My recent post on “Should you do a higher degree” has got me reminiscing about my time in the lab. From a surgeon’s point of view it is not as exciting as our usual day, it’s lonely at times, deathly boring and ultimately not what we want to do. So here is my guide to what sucked about science from a medics point of view.
1. Your project is probably going to be shit
I did not discover a new treatment for colon cancer or a new test for breast cancer. I did not end up with a fabulous publication in the British Journal of Surgery or Gut. My expectations were that I would contribute something great to the world of science which was insanely naive, but that’s what I was when I embarked on this project.
2. Bitches with an attitude

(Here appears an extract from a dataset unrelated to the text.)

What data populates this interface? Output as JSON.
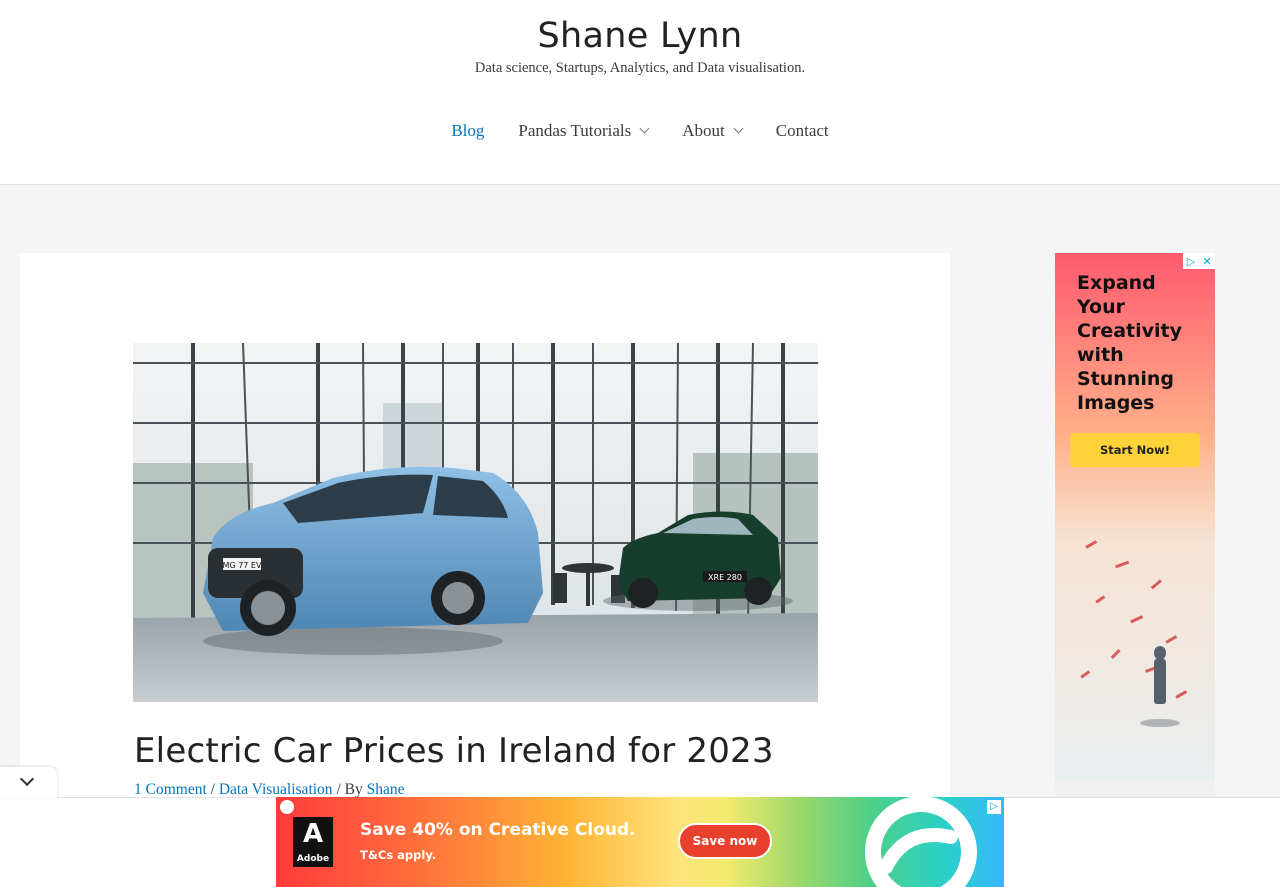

I worked with some really nippy cows, I mean really nippy. The idea that scientists are failed doctors is an erroneous one, they are not like us, they are genuinely interested in the signalling pathways of the cell cycle. We are just there to tick a box, find a protein and get back to our real work. You have to throw yourself into science world, do what they advise, dress like they dress and never, ever, refer to yourself as Doctor if you are there as a research fellow. I had one particularly nasty woman in my lab who let me waste nearly an entire day trying to find a chemical called “MilliQ H20″….it’s filtered water.
3. Coffee breaks.
The scientists work funny hours. They come in about 9am (we start at 7.30am) and have a coffee, followed by an official coffee break at 10.30. Followed by lunch at 1pm, coffee at 3pm and they leave about 7pm. All that coffee! All those breaks! Just get on with it and leave at 4pm!!! This is not how science is conducted. There is probably an etiquette regarding how this is paid for and supplied, which you will fall foul of, so bring your own coffee mug and don’t touch any of theirs.
4. All those meetings
They like having meetings a lot. They like to schedule them well in advance and ensure that they are well organised for them. This necessitates more meetings about the meeting. They don’t like to meet for more than an hour, so they will reconvene at another meeting rather than keep going. I do operations that take 10 hours sometimes and we don’t have a break, don’t mention this sort of thing to them.
5. Departmental presentations
Tedious. Your own research is at least moderately interesting to you, sadly you will be expected to attend weekly departmental lab meetings to listen to other people’s research; this is boring, unnerving (their stuff will look much better than yours), exposes your utter lack of science knowledge (what is SDS lysis?) it is just another coffee break excuse and there isn’t even a free lunch from a drug or device company.
This is painful, it takes ages. You must grasp the thesis with two hands and sit dow every day for several hours to write. It cannot, for example, live in your dining room hidden behind your piano. Thesis_final_Sept2004.doc is the wrong time to return to clinical work, I can assure you from personal experience that you will not be finished 6 weeks after you return to clinical practice regardless of the optimistic name of your current draft. It is finished when it is submitted. You can do the corrections from clinical work in 6 weeks no problem at all.
7. The unexpected set backs
I was going to do x,y and z within 6 months, but that turned out not to be the case. Be prepared for setbacks, disasters, things not working, colleagues not doing what they said, equipment not working etc.
8. It can be lonely
My experiments took ages to run, it involved me in a lonely, contaminated specimen evacuator hood for hours with nobody to talk to. You can’t listen to the radio or music because you are constantly counting and checking. It is dull; it strengthens your character though I am sure. I also missed patients, my colleagues, the nurses and the comfort of doing my job well.
9. The pay cut
I had no Mr KBW or children when i did my research, still it was a shock going from an old fashioned “Band 3” (an illegal rota and thus paid at basic salary plus 100%) job to basic pay. It was made more difficult because I had all those weekends off that I had previously been working and so had more time to spend less money.
10. The lack of a daily sense of achievement
In a job where we maybe fix someone or something on a more than daily basis, we are quite focused on goals and driven by the rewards and gratification that looking after a ward of people can bring. In science this daily sense of achievement is not there and even after 6 or 12 months it can be hard to see what you have achieved. Set small goals and reassess your progress frequently.
It isn’t all bad though, there were lots of things I did like about research too, the travel, my supervisor, no weekends and nights, the control over how I would organise my day (unimaginable to most surgical trainees), the joys of academic study. I would have no hesitancy in recommending it you wholeheartedly, if you remember my top tips above.